Business practices, marketplaces and customer behaviours are constantly changing.
Which inevitably means that so must you.
In a world that never stands still, great brands evolve (and we’re not just talking about refreshing a tired logo). Brand evolution is about enrichment of the entire entity – the suite of visuals that supports the brand, language and tone of voice and the entire approach to communication. A crucial element here is about maintaining a focus on what your consumers are familiar with; your reputation, your purpose, your principles and the promises you’ve made – it’s evolution not transformation.
Brand evolution is what keeps us connected, visible, vibrant, and memorable.
So what events tend to prompt a rebrand?
They could be fundamental changes to the business or maybe a number of smaller elements that are combining to make a significant impact. It will also depend very much on the type of business, the sector or environment in which it operates, whether you’re reaching out to other businesses or end consumers and the types of marketing strategies you employ.
Reasons for a rebrand may include:
- A business name change
- A significant change in management
- An overhaul of your vision and values
- A fundamental change in your business model or structure
- Marketing material is looking outdated, even embarrassing
- A change of premises or brand new business location
- When your business is celebrating a significant anniversary
- When you’re launching a new product/service or entering a new market
- When your image has become inconsistent
- When competitors are consistently winning the business over you
- When you’re no longer attracting your ideal client
- When your business is perceived as old-fashioned or lacking relevance
- When a previous change to your brand requires refining

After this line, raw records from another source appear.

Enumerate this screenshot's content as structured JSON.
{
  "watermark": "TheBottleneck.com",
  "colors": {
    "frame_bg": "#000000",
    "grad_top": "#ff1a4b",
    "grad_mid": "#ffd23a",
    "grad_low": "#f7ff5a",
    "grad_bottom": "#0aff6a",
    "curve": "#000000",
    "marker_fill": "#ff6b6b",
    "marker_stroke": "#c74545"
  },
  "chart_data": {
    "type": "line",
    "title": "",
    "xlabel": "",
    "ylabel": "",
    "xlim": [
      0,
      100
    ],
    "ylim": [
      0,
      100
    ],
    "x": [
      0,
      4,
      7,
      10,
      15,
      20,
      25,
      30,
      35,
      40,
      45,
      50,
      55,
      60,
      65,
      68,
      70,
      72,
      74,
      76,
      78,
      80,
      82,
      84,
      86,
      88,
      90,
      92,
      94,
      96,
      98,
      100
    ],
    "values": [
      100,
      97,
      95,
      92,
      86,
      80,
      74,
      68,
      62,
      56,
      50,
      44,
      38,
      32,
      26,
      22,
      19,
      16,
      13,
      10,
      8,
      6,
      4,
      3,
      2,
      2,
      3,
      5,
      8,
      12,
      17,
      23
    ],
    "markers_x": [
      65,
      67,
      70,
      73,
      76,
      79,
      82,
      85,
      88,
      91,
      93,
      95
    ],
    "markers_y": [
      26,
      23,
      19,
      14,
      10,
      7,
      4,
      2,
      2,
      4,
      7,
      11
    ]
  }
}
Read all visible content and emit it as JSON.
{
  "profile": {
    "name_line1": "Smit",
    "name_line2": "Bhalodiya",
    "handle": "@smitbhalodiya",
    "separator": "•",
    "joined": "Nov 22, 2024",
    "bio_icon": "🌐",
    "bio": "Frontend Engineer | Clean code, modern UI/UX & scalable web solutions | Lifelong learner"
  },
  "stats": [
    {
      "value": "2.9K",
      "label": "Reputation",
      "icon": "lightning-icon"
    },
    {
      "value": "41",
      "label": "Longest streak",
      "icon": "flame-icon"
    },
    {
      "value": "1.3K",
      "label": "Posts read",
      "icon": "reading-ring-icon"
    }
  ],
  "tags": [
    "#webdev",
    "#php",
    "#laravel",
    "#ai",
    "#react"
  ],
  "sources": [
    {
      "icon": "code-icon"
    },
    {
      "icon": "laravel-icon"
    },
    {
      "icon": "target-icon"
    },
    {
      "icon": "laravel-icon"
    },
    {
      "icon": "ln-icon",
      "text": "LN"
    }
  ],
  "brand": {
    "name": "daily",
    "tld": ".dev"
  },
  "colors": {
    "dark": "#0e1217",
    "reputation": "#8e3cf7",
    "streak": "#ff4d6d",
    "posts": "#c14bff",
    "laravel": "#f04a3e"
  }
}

It’s important to consider the type of audience and how this will affect a brand. Businesses with branding designed for B2B markets may be affected by events such as market changes or a major shift in the product or service.
Those businesses operating B2C style marketing are likely to take a different approach. Whilst still needing to consider the reasons listed above, consumer brands must maintain the ability to flex and adapt, reacting to much more changeable conditions. They will experience greater variables and less constants while companies with a commercial audience will tend to encounter the opposite.
What happens when business as usual resumes?
In theory, once the rebranding process is complete, a business has everything it needs to move forward with a fully revamped appearance. Guidelines will keep you ‘on-brand’, create design consistency and help to let customers know what sort of experience they can continually expect and rely on.
In reality, when it comes to rolling out campaigns in line with your rebrand, it’s likely to be more than a one-stage process, particularly for the B2C business.
Your brand standards can be put together in theoretical situations but after time, you may begin to unpick particular elements that don’t come together quite so well in the real world. And too many imposed constants will eventually become constantly dull. Companies often try to apply strict corporate guidelines to something that requires more flexibility when part of the process should include the ability to free up certain aspects of the brand so it can be tailored for specific projects and campaigns.
A refresh of your rebrand may be just what’s required!
We recently worked with a client who underwent an overhaul of their brand two years previously and a whole new set of brand guidelines had been created to support the change.
Nuance, the travel retailer needed to reinvigorate campaigns and promotions in their duty free stores but had limited scope to achieve this under their new brand standards. We needed to give consideration to the new, refreshed branding whilst creating a more dynamic approach that would engage customers instore. Our task was to provide a suite of marketing material that would support the ongoing campaigns, pushing the boundries of the brand standards – crucially, taking things that little bit further.
A rebrand may be just what your business needs to respond to changes, you may be just discovering what the business really represents or you’ve simply outgrown your existing brand.
In any event, with a complete rebrand, there is always the risk of damaging brand recognition and alienating customers so proceed with caution throughout the process and remember that subsequent enhancements can always follow.
Sometimes a brand refresh will be necessary to correct a previous rebrand or to address specific campaign requirements so don’t be afraid to build on the progress you’ve made, having had the opportunity to test things out.
Tweet us @Alivewithideas with your rebrand stories – successes or otherwise – We’d love to hear them!